**TASK DESCRIPTION:**
Don't include any picture when you restate the data word for word.

Page and application data records:
========
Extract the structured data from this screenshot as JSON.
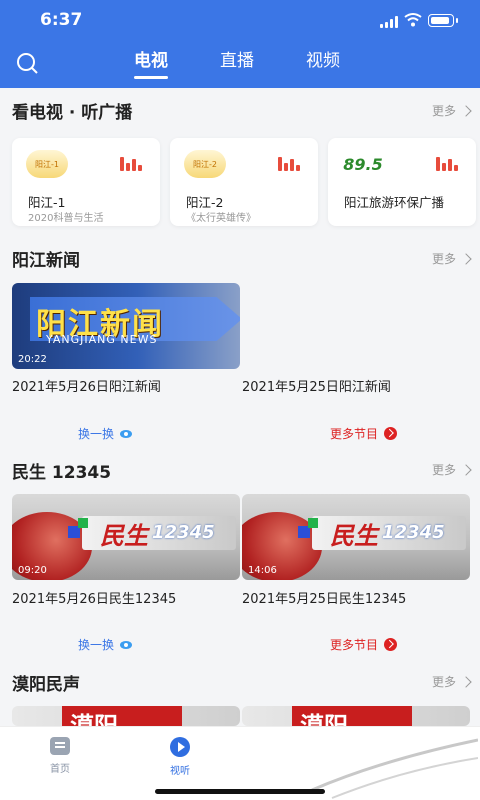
{
  "status": {
    "time": "6:37"
  },
  "tabs": [
    {
      "label": "电视",
      "active": true
    },
    {
      "label": "直播",
      "active": false
    },
    {
      "label": "视频",
      "active": false
    }
  ],
  "radio_section": {
    "title": "看电视 · 听广播",
    "more": "更多",
    "cards": [
      {
        "logo": "阳江-1",
        "name": "阳江-1",
        "sub": "2020科普与生活"
      },
      {
        "logo": "阳江-2",
        "name": "阳江-2",
        "sub": "《太行英雄传》"
      },
      {
        "logo": "89.5",
        "name": "阳江旅游环保广播",
        "sub": ""
      }
    ]
  },
  "news_section": {
    "title": "阳江新闻",
    "more": "更多",
    "thumb_title": "阳江新闻",
    "thumb_en": "YANGJIANG NEWS",
    "items": [
      {
        "duration": "20:22",
        "caption": "2021年5月26日阳江新闻"
      },
      {
        "duration": "",
        "caption": "2021年5月25日阳江新闻"
      }
    ],
    "refresh": "换一换",
    "more_programs": "更多节目"
  },
  "minsheng_section": {
    "title": "民生 12345",
    "more": "更多",
    "thumb_cn": "民生",
    "thumb_num": "12345",
    "items": [
      {
        "duration": "09:20",
        "caption": "2021年5月26日民生12345"
      },
      {
        "duration": "14:06",
        "caption": "2021年5月25日民生12345"
      }
    ],
    "refresh": "换一换",
    "more_programs": "更多节目"
  },
  "moyang_section": {
    "title": "漠阳民声",
    "more": "更多",
    "thumb_text": "漠阳"
  },
  "bottom_nav": [
    {
      "label": "首页",
      "active": false
    },
    {
      "label": "视听",
      "active": true
    }
  ],
  "colors": {
    "brand": "#3b76e6",
    "accent_red": "#d22"
  }
}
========
**ANSWER SECTION:**
Extract the structured data from this screenshot as JSON.
{
  "status": {
    "time": "6:37"
  },
  "tabs": [
    {
      "label": "电视",
      "active": true
    },
    {
      "label": "直播",
      "active": false
    },
    {
      "label": "视频",
      "active": false
    }
  ],
  "radio_section": {
    "title": "看电视 · 听广播",
    "more": "更多",
    "cards": [
      {
        "logo": "阳江-1",
        "name": "阳江-1",
        "sub": "2020科普与生活"
      },
      {
        "logo": "阳江-2",
        "name": "阳江-2",
        "sub": "《太行英雄传》"
      },
      {
        "logo": "89.5",
        "name": "阳江旅游环保广播",
        "sub": ""
      }
    ]
  },
  "news_section": {
    "title": "阳江新闻",
    "more": "更多",
    "thumb_title": "阳江新闻",
    "thumb_en": "YANGJIANG NEWS",
    "items": [
      {
        "duration": "20:22",
        "caption": "2021年5月26日阳江新闻"
      },
      {
        "duration": "",
        "caption": "2021年5月25日阳江新闻"
      }
    ],
    "refresh": "换一换",
    "more_programs": "更多节目"
  },
  "minsheng_section": {
    "title": "民生 12345",
    "more": "更多",
    "thumb_cn": "民生",
    "thumb_num": "12345",
    "items": [
      {
        "duration": "09:20",
        "caption": "2021年5月26日民生12345"
      },
      {
        "duration": "14:06",
        "caption": "2021年5月25日民生12345"
      }
    ],
    "refresh": "换一换",
    "more_programs": "更多节目"
  },
  "moyang_section": {
    "title": "漠阳民声",
    "more": "更多",
    "thumb_text": "漠阳"
  },
  "bottom_nav": [
    {
      "label": "首页",
      "active": false
    },
    {
      "label": "视听",
      "active": true
    }
  ],
  "colors": {
    "brand": "#3b76e6",
    "accent_red": "#d22"
  }
}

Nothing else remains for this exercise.